“El Payaso,” opening at Milagro Theatre. Photo © Russell J Young

El Payaso at Milagro. Milagro’s newest national touring show, which gets its premiere starting Thursday in the company’s hometown, takes its inspiration from Ben Linder, the young engineer from Portland who was killed by Contra fighters in 1987 while working to build a small hydroelectric dam in one of Nicaragua’s poorest areas. The story, by Emilio Rodriguez, sends a contemporary Latino student to Nicaragua to see the outcome of Linder’s work thirty years ago. El Payaso is bilingual, with some lines in Spanish and some in English, and it’s part of Fertile Ground, getting an early jump on the citywide new-performance festival’s January 19-29 run.

CoHo searches for D.B. Cooper. The premiere of db, Tommy Smith’s play about the infamous hijacker who boarded a plane in Portland in 1971, rerouted it to SeaTac, picked up $200,000, then parachuted out with the loot somewhere over the wilderness of southwest Washington state, opens Friday. Isaac Lamb directs a promising cast including Duffy Epstein, Rebecca Lingafelter, and others. It’s an early-entry part of Fertile Ground, too.

Fly Guy: The Musical. Oregon Children’s Theatre’s newest world premiere is about a kid named Buzz and his pet Fly Guy and Fly Guy’s friend Fly Girl and an unfortunate school field trip to a flyswatter factory, and with a plot like that, what could go wrong? Saturday through February 12 in the Newmark Theatre.

Atlas art at Central Library. Venice, 1779.

Atlas Art: Title Pages and Frontispieces, 1493-1852. The Collins Gallery at the Multnomah County Central Library downtown regularly hosts intriguing exhibitions, and this one looks especially fascinating: a show of art from print atlases from almost as far back as Gutenberg (his movable-type press debuted in 1439) to the middle of the 19th century. The exhibit opened Saturday, in the midst of Snowpocalypse, and the reception was postponed until 2-5 p.m. this Saturday, January 14. It’s on view regular library hours through February 27.

brownsville song (b-side for tray). The informal play-reading group The Reading Parlor, which attracts some of the best actors in town for its cold readings of recent scripts, takes on Kimber Lee’s 2014 drama about the aftermath of the slaying of an African-American high school kid in Brooklyn: “He ain’t run with no crew. He ain’t beef with nobody. He was not the same old story.” 6:30 p.m. Monday, January 16, Cerimon House.
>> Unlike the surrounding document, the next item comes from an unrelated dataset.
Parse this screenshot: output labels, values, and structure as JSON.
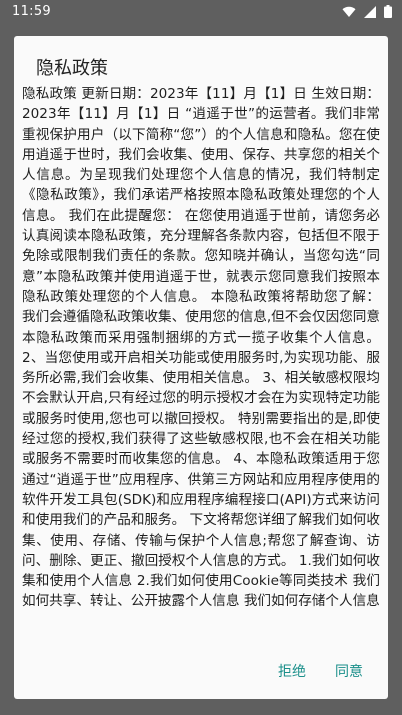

Variations on the Death of Trotsky, and other comedies. Just in time for the inauguration, a little revolutionary comedy: three short plays from the witty pen of David Ives, a fourth by Rich Orloff. In the title play, Trotsky takes the stage with a climber’s ax stuck in his skull, and proceeds to riff. Staged readings by Readers Theatre Repertory, Friday and Saturday at Blackfish Gallery.